Sound of Ceres, the cinematic dream-pop evolution of shoegazers Candy Claws, has announced an ambitious new album “inspired by Maurice Ravel’s ballet Daphnis et Chloé, Gustav Holst’s The Planets, and Les Baxter’s midcentury exotica.” The album follows a three-act narrative structure to explore the emergence of mind and meaning in an otherwise meaningless universe, which is quite a lot to tackle, but with narration by performance artist Marina Abramovic (who is set to restage her iconic piece The Artist is Present as a fundraiser for Ukraine) and dramatic orchestral accompaniment, the first single “Arm of Golden Flame” certainly sets the right tone. This will be one to watch out for.

Due out June 17, 2022 on Joyful Noise.

Monday Short: Dreamland

Monday Shorts is a blog series I write for the Quickdraw Animation Society, spotlighting an independent animated short each week.

Festivals and film critics are prone to splitting films into binaries to make them easier to talk about. Films are fiction or non-fiction, comedy or drama, animated or live action. Within animation, films are 2D or 3D, CG or hand-drawn, narrative or non-narrative. As useful as those terms can be in quickly conveying something about a film, they all share the same issue: none of those pairs are as binary as we like to think. The best art thrives on ambiguity, pushing back against easy definition in ways that challenge our need to categorize everything.

Mirai Mizue’s 2018 short Dreamland is a perfect example. The whole film is a rapidly-cut assemblage of rigid geometric shapes and patterns, with nothing resembling a representational drawing, let alone a character. If you were to judge it based on the looped GIFs that Mizue shares on his Twitter feed, it’d be hard to see it as anything but non-narrative. It epitomizes the “abstract shape” stream of animation that dates back to Oskar Fischinger’s optical poems from the 1930s—a stream that has a “love it or hate it” reputation among even the most dedicated cinephiles.

Abstract as it is, though, Dreamland has a real emotional arc…

[Read the full post on the Quickdraw Animation Society’s Monday Shorts blog]

Animal Collective – We Go Back (Video by Winston Hacking & Michael Enzbrunner)

Winston Hacking’s videos never fail to blow my mind. Whether it’s his work with musicians like Flying Lotus, BadBadNotGood, Washed Out, and Andy Shauf, or his own personal work, his endlessly inventive collages make for some of the most beautifully surreal media artworks out there.

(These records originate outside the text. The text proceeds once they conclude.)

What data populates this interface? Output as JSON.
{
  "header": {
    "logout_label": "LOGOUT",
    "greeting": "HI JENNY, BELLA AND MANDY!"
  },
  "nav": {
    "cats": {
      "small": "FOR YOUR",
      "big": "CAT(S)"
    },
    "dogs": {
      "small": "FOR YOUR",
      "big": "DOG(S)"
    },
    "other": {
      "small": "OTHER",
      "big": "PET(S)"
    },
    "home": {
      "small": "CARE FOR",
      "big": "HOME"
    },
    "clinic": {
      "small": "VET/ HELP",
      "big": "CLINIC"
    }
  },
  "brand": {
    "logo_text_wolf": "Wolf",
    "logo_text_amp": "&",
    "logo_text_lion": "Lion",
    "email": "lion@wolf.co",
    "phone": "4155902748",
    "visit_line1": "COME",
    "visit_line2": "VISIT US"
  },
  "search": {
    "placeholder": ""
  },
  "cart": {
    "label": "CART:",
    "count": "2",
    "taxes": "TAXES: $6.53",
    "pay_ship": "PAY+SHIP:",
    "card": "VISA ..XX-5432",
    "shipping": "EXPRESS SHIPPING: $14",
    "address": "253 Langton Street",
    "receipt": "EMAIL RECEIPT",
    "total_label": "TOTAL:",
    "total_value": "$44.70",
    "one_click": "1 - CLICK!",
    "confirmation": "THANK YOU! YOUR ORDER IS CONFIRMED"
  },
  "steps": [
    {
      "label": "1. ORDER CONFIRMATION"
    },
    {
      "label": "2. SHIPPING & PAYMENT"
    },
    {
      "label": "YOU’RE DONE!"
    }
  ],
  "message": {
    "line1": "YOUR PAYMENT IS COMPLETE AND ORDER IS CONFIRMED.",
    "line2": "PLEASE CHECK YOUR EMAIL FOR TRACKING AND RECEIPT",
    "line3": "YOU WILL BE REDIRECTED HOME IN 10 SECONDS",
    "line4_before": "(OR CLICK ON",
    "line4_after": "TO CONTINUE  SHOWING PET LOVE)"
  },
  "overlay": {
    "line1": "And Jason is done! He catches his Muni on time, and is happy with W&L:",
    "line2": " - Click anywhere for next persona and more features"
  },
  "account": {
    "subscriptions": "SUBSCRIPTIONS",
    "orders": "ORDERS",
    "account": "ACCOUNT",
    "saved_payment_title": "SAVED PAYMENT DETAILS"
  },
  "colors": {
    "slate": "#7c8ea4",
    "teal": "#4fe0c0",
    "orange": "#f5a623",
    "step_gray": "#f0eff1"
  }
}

His worlds are always in motion, and are never quite what you think they are. Scene transitions don’t follow any obvious logic. The ground falls out from under you. The camera rotates and reveals that what you thought was a flat surface is a 3D sculpture. Everything is collage and deconstruction, constantly reshaping and reorienting. As someone who’s never had much of a visual sense, I can’t wrap my head around what it takes to map out these kinds of nested illusions.

It’s basically a magic trick, and I’m more than happy to keep falling for it.

Andrew Wasylyk – Dreamt In The Current Of Leafless Winter

A gorgeous piece from Scottish musician Andrew Wasylyk, billed as “an attempted hypnagogic fog of meditation & possibility.” The 16-minute track builds slowly, a cloud of gentle twinklings and meandering melodies eventually coalescing into an insistent drum pulse, rising piano arpeggios, and inquisitive saxophone. The accompanying video, directed by Tommy Perman (of last year’s wonderful Positive Interactions project) ties the music to a multilayered, ever-shifting view of nature, echoing the song’s warmth in a bramble of soft light, tangled branches, and gently distorted reflections. The song and video both are bathed in twilight, comfortable, captivating, and kaleidoscopic.